EGCG has anti-leukemia activity and enhances imatinib-induced cell death. - GreenMedInfo Summary
Catechin, green tea component, causes caspase-independent necrosis-like cell death in chronic myelogenous leukemia.
Cancer Sci. 2009 Feb;100(2):349-56. PMID: 19200260
Management strategies of chronic phase chronic myelogenous leukemia (CML) have been revolutionized due to the discovery of a selective tyrosine kinase inhibitor, imatinib (Gleevec, STI571), which is substantially improving median survival. However, emergence of imatinib-resistance has put up a serious problem that requires novel treatment methods. Catechins, polyphenolic compounds in green tea, are gathering much attention due to their potential antitumor effects. So far (-)-epigallocatechin-3-gallate (EGCG), the most abundant component of catechin, has been shown to cause typical apoptosis in several tumor cell lines in most cases through activation of caspases.
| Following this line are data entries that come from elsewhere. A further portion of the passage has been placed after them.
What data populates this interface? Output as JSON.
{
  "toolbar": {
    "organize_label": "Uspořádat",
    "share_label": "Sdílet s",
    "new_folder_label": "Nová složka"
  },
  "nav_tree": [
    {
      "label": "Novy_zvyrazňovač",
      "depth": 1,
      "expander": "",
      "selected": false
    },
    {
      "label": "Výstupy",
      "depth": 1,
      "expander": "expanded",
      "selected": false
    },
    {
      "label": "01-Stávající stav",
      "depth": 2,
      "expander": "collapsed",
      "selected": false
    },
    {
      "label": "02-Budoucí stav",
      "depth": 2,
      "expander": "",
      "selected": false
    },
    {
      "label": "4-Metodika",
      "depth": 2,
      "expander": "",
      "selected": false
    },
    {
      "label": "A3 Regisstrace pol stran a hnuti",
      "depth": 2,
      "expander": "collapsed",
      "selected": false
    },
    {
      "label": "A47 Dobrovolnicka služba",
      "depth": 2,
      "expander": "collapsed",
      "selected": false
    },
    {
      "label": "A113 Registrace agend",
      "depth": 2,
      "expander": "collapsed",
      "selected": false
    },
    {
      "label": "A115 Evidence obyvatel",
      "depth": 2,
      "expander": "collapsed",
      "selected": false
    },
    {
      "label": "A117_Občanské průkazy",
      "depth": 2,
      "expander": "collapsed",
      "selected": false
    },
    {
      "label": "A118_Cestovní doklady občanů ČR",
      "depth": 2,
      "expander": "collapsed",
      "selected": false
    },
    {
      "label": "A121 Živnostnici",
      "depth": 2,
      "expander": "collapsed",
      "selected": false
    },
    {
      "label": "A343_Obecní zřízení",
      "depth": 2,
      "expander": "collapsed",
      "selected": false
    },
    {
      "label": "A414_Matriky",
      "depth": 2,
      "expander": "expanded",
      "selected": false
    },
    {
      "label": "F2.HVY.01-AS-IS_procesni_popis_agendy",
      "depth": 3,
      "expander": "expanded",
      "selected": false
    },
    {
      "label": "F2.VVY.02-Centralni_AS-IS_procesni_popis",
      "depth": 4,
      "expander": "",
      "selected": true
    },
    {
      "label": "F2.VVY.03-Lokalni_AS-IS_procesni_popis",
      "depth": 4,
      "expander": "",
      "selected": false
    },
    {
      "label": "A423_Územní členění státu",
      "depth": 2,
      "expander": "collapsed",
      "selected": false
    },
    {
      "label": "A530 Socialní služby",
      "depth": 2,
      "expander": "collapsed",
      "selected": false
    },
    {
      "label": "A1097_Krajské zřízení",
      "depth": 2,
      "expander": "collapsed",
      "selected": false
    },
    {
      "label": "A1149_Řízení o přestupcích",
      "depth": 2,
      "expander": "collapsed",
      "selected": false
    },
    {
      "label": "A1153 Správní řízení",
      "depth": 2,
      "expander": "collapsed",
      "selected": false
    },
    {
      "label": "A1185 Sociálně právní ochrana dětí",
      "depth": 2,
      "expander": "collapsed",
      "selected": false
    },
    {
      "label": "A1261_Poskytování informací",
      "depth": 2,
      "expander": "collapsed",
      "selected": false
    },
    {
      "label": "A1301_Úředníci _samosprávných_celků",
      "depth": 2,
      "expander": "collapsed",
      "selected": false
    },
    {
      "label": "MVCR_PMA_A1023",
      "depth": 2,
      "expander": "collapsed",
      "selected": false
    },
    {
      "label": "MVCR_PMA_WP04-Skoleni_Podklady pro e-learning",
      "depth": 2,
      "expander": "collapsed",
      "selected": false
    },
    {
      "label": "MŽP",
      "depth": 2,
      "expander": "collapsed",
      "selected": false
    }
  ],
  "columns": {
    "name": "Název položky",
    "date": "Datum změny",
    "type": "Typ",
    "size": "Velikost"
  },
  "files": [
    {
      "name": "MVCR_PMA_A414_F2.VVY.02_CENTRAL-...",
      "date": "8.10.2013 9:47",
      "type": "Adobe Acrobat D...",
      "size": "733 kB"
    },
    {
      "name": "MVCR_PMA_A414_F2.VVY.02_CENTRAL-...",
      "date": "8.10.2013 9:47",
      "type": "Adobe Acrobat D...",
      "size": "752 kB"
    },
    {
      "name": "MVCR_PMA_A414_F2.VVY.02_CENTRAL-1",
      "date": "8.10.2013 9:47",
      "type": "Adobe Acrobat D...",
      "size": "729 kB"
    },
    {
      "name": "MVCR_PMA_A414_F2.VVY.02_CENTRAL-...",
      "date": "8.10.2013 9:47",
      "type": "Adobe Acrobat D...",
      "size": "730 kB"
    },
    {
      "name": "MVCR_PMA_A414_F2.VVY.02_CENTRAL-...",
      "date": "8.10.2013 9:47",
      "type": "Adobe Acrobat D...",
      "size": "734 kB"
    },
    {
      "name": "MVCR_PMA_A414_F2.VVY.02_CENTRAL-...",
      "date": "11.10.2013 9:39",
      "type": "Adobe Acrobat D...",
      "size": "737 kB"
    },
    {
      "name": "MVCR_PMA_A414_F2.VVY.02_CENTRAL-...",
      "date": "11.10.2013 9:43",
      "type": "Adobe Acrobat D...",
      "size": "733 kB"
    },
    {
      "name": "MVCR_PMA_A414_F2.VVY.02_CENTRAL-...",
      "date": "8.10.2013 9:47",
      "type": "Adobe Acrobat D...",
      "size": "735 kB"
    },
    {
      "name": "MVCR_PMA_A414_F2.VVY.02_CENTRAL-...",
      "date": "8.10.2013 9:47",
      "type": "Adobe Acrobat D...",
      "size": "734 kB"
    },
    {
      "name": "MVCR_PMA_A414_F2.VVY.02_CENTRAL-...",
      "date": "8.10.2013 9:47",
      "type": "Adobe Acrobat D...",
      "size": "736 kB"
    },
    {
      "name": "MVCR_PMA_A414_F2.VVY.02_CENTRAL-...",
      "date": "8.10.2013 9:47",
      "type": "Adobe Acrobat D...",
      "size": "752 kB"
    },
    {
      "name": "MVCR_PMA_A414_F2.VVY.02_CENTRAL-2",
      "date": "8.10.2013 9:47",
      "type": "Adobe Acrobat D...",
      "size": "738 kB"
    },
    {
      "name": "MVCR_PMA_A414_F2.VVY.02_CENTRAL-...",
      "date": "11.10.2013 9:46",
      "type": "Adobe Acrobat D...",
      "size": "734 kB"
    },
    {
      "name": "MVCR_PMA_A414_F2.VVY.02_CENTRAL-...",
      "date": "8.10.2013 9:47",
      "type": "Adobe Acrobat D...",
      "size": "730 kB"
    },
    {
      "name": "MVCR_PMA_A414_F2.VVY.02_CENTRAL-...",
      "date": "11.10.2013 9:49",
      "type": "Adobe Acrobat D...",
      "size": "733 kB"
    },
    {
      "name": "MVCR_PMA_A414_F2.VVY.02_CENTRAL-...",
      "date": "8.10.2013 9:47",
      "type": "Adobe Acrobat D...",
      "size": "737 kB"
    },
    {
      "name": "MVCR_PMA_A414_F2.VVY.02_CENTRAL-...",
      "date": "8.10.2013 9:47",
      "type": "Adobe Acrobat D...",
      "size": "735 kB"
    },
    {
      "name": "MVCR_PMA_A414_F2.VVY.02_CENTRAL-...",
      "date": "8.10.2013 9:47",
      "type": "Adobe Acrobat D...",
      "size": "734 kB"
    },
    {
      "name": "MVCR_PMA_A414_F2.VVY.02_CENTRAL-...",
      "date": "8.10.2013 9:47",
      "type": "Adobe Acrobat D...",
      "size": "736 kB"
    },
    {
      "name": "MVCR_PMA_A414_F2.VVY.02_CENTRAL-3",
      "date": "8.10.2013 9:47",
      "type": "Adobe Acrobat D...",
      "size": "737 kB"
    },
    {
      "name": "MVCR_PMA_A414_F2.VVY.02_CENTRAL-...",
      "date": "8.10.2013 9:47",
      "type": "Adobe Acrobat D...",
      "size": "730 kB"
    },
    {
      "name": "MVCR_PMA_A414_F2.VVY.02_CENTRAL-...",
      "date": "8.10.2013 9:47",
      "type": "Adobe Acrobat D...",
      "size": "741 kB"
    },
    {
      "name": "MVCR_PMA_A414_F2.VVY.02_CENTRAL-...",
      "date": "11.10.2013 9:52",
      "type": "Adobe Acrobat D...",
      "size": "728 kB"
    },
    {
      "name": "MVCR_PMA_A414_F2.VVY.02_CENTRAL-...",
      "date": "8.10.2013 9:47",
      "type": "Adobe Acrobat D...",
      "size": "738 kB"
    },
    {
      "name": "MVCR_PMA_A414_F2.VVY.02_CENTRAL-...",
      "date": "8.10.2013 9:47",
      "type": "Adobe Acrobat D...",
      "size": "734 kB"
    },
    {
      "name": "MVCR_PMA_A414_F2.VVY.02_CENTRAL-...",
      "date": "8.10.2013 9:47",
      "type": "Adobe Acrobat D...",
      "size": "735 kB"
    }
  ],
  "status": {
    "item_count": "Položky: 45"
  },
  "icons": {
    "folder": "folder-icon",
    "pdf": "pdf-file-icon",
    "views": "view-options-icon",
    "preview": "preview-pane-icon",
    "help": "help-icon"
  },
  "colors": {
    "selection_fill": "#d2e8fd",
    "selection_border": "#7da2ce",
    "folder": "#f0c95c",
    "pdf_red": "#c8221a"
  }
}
In this study, we showed that EGCG predominantly caused necrosis-like cell death via a caspase-independent mechanism in CML cells, K562 and C2F8, whereas imatinib induced the typical apoptotic cell death. Moreover, this caspase-independent cell death partially mediated the release of apoptosis-inducing factor, AIF, and serine protease, HtrA2/Omi, from the mitochondria to cytosol. In addition, EGCG enhanced the imatinib-induced cell death (P<0.01) resulting in additive cell death in K562 cells and EGCG alone, effectively reduced the viability of imatinib-resistant K562 cells (P<0.01). Catechin is a possible candidate for an antitumor agent that causes cell death in CML cells via a caspase-independent mechanism.